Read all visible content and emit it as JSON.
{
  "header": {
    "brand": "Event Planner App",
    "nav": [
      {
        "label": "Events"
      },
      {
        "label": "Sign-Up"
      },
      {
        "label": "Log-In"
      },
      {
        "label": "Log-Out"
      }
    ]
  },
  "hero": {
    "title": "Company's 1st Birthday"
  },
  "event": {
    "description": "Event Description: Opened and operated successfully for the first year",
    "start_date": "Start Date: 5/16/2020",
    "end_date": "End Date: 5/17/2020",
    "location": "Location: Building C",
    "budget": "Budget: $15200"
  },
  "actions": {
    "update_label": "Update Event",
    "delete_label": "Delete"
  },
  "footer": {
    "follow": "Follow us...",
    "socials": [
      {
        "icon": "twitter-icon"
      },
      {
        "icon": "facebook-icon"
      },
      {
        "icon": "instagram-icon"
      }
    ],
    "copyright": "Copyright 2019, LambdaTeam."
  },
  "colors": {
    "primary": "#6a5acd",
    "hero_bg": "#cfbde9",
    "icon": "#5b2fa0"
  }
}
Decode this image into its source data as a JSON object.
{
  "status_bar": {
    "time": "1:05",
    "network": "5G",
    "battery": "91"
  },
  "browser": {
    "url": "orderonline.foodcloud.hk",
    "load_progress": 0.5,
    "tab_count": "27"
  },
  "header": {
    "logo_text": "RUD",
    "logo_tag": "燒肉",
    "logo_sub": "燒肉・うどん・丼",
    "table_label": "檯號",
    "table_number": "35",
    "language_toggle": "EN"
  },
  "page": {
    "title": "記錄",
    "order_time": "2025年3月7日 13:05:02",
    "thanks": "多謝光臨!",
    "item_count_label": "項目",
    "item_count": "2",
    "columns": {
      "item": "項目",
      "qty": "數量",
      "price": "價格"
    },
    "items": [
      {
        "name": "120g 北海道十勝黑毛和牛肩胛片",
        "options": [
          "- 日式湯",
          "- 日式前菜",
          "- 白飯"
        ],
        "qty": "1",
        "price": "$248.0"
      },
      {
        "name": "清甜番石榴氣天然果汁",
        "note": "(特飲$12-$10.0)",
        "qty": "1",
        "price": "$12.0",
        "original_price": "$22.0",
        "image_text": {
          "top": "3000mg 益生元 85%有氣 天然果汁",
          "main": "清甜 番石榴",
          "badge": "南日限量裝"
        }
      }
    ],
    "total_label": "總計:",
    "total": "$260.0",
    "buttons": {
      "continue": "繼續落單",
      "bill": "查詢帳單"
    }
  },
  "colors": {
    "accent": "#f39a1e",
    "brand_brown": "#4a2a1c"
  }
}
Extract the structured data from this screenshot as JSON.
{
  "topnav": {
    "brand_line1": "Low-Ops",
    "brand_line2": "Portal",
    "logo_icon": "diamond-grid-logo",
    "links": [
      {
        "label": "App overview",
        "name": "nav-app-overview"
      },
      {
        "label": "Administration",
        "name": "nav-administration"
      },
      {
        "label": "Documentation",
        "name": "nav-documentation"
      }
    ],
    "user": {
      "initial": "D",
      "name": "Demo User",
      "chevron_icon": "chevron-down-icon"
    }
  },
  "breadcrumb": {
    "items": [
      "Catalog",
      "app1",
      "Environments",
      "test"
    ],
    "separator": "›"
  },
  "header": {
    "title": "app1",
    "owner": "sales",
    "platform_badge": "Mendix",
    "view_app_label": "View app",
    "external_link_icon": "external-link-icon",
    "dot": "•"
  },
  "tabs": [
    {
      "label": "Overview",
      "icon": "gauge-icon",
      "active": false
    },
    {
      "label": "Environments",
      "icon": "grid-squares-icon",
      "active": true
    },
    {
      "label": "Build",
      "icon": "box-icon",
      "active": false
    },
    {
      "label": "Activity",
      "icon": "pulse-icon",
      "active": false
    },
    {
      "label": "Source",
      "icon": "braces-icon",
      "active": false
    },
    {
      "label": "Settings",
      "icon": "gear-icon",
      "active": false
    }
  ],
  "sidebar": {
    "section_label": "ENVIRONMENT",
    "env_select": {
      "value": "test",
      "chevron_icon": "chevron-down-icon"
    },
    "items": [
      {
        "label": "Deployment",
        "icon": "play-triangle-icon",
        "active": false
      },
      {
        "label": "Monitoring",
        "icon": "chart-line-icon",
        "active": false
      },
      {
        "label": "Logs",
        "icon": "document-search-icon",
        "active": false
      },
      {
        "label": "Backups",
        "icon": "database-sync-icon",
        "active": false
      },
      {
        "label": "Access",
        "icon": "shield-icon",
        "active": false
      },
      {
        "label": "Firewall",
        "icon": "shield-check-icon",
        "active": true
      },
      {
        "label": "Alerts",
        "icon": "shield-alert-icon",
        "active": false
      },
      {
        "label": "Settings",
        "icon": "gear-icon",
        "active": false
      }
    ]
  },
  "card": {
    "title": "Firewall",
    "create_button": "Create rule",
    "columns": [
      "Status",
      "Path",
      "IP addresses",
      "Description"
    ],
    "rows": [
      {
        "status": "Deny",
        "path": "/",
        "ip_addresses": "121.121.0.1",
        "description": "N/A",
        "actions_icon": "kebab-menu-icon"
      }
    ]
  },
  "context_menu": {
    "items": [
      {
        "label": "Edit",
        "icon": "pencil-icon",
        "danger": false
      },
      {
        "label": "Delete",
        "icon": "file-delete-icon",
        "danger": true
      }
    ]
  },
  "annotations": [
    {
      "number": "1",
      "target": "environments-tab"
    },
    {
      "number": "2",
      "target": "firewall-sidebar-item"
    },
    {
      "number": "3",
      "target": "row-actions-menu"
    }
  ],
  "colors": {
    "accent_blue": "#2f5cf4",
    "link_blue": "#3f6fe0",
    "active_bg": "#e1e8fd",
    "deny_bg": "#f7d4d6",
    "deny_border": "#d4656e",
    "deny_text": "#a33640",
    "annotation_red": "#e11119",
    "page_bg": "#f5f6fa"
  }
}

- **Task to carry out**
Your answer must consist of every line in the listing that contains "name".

- **Written solution**
        "name": "120g 北海道十勝黑毛和牛肩胛片",
        "name": "清甜番石榴氣天然果汁",
        "name": "nav-app-overview"
        "name": "nav-administration"
        "name": "nav-documentation"
      "name": "Demo User",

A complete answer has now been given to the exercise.